REQUIRED ACTION -
Leave the pictures out and restate every line below exactly.

====================

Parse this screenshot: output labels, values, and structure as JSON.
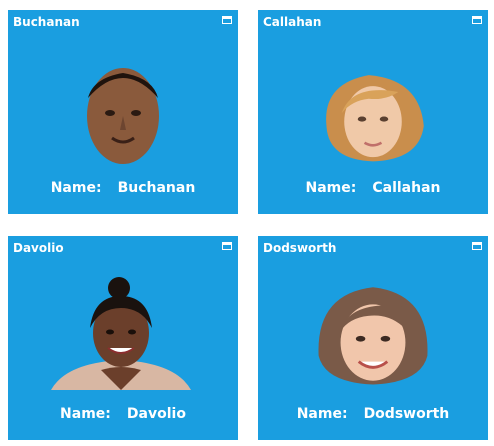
{
  "theme": {
    "tile": "#1a9ee0"
  },
  "cards": [
    {
      "title": "Buchanan",
      "name_label": "Name:",
      "name_value": "Buchanan",
      "portrait": "man-short-hair-portrait"
    },
    {
      "title": "Callahan",
      "name_label": "Name:",
      "name_value": "Callahan",
      "portrait": "woman-blonde-wavy-portrait"
    },
    {
      "title": "Davolio",
      "name_label": "Name:",
      "name_value": "Davolio",
      "portrait": "woman-dark-hair-bun-portrait"
    },
    {
      "title": "Dodsworth",
      "name_label": "Name:",
      "name_value": "Dodsworth",
      "portrait": "woman-brown-bob-portrait"
    }
  ],
  "icons": {
    "maximize": "maximize-icon"
  }
}
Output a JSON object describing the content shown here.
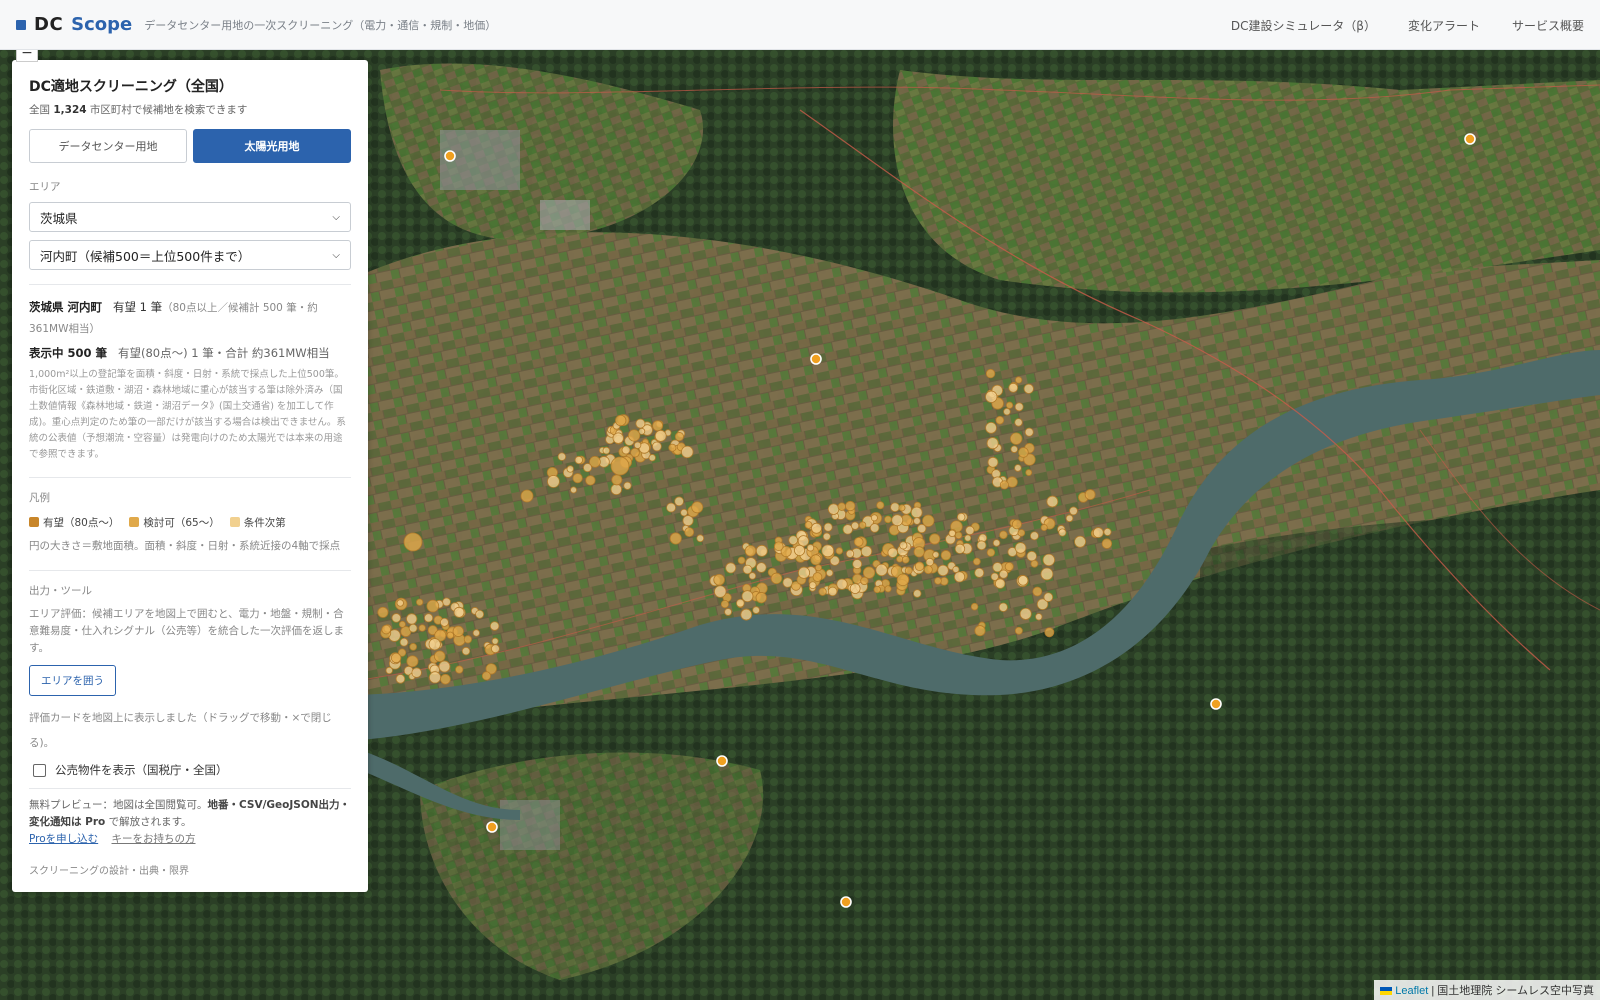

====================

EXERCISE OUTPUT -
Parse this screenshot: output labels, values, and structure as JSON.
{
  "theme": {
    "tile": "#1a9ee0"
  },
  "cards": [
    {
      "title": "Buchanan",
      "name_label": "Name:",
      "name_value": "Buchanan",
      "portrait": "man-short-hair-portrait"
    },
    {
      "title": "Callahan",
      "name_label": "Name:",
      "name_value": "Callahan",
      "portrait": "woman-blonde-wavy-portrait"
    },
    {
      "title": "Davolio",
      "name_label": "Name:",
      "name_value": "Davolio",
      "portrait": "woman-dark-hair-bun-portrait"
    },
    {
      "title": "Dodsworth",
      "name_label": "Name:",
      "name_value": "Dodsworth",
      "portrait": "woman-brown-bob-portrait"
    }
  ],
  "icons": {
    "maximize": "maximize-icon"
  }
}
Output a JSON object describing the content shown here.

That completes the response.